Single copies may be made for research purposes. To cite or publish quotations that fall within Fair Use, as defined under U. S. Copyright Law, no permission is required. For instances beyond Fair Use, it is the responsibility of the researcher to determine whether any permissions related to copyright, privacy, publicity, or any other rights are necessary for their intended use of the Library's materials, and to obtain all required permissions from any existing rights holders, if they have not already done so. Princeton University Library's Special Collections does not charge any permission or use fees for the publication of images of materials from our collections, nor does it require researchers to obtain its permission for said use. The department does request that its collections be properly cited and images credited. More detailed information can be found on the Copyright, Credit and Citations Guidelines page on our website. If you have any questions, please feel free to contact us through the Ask Us! form.

Physical Characteristics and Technical Requirements

For preservation reasons, original analog and digital media may not be read or played back in the reading room. Users may visually inspect physical media but may not remove it from its enclosure. All analog audiovisual media must be digitized to preservation-quality standards prior to use. Audiovisual digitization requests are processed by an approved third-party vendor. Please note, the transfer time required can be as little as several weeks to as long as several months and there may be financial costs associated with the process.
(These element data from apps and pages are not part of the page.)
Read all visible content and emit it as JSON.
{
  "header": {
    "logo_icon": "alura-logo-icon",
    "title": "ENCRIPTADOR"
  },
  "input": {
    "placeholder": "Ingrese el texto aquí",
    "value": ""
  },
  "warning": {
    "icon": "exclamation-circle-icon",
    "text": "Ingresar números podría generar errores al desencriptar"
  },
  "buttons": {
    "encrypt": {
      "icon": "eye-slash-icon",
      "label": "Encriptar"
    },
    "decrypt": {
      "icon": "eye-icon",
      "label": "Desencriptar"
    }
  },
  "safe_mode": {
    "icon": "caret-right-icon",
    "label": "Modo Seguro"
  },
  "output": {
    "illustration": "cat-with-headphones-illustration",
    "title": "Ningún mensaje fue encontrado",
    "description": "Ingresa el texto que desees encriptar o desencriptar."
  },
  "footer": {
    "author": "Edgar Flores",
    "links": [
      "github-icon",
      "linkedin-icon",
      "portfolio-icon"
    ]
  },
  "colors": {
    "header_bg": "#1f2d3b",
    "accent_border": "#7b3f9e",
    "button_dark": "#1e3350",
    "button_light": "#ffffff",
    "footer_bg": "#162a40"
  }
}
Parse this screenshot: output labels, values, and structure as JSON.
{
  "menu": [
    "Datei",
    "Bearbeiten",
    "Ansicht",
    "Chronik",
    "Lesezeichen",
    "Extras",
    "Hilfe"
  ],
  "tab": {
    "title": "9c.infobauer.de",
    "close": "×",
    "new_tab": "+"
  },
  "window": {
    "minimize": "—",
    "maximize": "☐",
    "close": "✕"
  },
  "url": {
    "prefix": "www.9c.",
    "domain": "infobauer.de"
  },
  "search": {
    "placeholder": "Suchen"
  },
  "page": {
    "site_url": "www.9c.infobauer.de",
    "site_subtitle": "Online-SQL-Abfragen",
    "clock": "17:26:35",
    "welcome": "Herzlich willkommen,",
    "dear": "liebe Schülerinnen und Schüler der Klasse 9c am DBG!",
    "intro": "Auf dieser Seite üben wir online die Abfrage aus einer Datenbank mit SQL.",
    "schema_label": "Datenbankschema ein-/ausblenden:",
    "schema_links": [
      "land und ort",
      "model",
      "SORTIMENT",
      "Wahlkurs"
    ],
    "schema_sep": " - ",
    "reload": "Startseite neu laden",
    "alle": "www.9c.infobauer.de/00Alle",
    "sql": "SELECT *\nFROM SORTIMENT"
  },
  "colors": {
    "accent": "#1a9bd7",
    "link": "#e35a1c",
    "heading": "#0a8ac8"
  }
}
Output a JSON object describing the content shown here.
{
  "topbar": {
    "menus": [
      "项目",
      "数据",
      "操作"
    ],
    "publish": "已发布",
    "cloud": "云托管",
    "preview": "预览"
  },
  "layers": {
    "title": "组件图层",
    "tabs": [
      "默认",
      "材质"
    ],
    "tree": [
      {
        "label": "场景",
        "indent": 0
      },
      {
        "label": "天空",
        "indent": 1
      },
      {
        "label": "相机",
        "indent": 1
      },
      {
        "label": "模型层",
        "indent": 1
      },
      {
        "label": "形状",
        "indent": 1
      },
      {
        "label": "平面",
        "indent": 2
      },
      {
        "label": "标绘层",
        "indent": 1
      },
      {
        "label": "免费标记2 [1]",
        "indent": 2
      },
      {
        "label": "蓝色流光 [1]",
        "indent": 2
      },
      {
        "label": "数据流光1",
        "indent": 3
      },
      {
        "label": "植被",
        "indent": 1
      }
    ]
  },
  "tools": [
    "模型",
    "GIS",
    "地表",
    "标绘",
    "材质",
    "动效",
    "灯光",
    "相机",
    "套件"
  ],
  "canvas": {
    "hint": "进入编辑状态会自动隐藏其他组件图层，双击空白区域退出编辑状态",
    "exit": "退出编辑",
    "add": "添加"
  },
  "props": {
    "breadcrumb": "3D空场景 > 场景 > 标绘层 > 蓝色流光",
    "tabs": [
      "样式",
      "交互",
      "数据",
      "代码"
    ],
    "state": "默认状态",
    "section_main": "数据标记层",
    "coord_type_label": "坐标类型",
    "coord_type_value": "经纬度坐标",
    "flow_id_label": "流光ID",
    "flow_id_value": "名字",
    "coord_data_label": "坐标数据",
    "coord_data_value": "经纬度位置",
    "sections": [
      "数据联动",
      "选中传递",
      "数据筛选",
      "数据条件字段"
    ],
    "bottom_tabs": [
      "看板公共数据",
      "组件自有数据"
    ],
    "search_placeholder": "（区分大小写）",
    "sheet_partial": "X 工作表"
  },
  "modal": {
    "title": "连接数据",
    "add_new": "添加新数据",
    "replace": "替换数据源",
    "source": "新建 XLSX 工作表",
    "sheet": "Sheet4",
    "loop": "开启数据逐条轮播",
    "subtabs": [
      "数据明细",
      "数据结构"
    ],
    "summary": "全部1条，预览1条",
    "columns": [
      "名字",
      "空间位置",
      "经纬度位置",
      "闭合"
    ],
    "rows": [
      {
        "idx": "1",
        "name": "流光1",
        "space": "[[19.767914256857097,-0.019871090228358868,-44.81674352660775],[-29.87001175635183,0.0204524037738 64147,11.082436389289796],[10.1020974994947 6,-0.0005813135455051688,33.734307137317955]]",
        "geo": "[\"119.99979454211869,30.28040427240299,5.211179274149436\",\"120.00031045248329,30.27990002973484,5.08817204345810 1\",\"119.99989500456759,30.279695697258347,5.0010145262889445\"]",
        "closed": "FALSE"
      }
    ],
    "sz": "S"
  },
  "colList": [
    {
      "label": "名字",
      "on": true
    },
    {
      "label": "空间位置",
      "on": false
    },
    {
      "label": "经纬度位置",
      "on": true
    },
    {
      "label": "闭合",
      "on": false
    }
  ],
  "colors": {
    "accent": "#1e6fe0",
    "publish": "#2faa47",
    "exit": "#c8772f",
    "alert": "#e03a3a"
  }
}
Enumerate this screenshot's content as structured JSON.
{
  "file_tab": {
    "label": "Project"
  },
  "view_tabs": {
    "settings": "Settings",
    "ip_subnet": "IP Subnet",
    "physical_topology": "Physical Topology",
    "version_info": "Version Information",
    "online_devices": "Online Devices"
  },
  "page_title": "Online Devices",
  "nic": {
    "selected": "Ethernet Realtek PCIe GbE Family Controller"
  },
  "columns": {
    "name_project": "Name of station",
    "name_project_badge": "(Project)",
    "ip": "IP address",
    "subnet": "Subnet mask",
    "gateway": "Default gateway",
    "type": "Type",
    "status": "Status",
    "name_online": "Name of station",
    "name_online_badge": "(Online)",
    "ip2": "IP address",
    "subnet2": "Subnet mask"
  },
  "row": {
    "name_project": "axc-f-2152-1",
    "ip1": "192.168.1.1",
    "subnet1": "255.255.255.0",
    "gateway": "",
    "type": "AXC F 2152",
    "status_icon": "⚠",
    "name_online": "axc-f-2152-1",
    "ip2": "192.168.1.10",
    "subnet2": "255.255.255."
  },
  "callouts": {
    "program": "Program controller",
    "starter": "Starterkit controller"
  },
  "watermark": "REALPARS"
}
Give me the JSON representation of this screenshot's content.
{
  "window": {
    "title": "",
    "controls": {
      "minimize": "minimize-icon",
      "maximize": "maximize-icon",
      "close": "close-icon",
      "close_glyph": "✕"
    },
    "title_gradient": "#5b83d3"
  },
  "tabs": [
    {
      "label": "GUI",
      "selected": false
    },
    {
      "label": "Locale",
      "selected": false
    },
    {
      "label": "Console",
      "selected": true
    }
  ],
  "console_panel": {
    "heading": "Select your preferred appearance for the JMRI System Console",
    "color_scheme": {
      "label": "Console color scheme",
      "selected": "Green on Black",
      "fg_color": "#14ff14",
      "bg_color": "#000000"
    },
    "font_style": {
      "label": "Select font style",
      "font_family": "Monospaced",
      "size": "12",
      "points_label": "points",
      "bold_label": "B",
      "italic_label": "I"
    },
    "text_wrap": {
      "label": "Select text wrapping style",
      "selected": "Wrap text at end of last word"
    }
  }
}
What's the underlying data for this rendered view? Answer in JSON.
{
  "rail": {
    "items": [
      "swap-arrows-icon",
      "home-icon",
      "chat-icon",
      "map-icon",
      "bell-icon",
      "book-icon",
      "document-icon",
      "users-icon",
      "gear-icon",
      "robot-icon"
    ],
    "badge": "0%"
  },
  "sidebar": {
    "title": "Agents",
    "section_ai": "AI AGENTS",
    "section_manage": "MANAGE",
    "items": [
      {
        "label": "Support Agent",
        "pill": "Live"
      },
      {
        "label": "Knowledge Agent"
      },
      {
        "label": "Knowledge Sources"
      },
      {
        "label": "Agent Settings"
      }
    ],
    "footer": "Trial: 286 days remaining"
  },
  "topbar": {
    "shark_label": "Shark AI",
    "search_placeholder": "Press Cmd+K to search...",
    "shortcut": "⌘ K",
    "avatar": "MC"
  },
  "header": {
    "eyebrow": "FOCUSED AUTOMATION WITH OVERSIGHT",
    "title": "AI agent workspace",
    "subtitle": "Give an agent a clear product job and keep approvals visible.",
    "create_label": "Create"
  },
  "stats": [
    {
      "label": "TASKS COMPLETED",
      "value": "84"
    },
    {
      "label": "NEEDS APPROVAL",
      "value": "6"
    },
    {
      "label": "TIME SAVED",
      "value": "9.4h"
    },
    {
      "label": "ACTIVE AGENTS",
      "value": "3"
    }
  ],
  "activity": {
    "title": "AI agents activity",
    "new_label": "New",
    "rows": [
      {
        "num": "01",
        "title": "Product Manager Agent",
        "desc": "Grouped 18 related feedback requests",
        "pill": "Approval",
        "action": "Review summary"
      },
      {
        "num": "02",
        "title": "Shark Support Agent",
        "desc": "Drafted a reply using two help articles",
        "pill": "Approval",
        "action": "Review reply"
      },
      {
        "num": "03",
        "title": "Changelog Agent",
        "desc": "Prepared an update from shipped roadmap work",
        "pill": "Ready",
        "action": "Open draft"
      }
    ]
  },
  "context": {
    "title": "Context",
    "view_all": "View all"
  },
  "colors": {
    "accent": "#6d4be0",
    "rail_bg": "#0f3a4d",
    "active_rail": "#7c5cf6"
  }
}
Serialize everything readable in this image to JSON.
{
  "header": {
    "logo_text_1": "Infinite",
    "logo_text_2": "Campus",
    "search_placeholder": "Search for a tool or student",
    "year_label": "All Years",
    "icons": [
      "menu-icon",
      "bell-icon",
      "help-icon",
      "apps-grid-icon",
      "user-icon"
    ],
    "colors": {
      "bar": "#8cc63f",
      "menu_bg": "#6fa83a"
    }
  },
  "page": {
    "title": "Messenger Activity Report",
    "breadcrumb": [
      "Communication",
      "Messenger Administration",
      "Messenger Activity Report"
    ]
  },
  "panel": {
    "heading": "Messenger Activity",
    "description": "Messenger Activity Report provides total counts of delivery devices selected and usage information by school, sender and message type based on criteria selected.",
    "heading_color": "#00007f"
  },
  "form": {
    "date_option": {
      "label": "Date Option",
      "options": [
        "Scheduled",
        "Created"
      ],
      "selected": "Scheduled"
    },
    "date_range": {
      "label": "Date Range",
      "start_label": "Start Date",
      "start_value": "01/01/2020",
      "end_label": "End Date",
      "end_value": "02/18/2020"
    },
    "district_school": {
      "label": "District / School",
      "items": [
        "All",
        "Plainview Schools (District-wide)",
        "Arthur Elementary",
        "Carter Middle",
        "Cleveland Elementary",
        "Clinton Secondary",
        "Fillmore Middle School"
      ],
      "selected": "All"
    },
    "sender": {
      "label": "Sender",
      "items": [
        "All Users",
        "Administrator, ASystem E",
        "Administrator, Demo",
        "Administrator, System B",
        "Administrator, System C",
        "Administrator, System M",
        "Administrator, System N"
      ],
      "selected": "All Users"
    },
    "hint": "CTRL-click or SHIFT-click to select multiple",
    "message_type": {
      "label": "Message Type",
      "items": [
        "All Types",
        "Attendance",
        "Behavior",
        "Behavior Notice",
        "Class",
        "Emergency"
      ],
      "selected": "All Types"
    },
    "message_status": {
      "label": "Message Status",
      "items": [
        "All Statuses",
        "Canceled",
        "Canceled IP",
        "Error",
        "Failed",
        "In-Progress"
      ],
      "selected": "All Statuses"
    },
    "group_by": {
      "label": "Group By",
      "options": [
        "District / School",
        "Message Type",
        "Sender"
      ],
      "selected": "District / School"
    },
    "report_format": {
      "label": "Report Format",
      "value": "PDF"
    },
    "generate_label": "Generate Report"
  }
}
Requests should be directed through the Ask Us Form.

Credit this material:

Kimon Friar Papers; Manuscripts Division, Department of Special Collections, Princeton University Library

Permanent URL:
Firestone Library
One Washington Road
Princeton, NJ 08544, USA
(609) 258-3184
Storage Note:
  • Firestone Library (scamss): Boxes 1-16; 18; 20-24; 26-161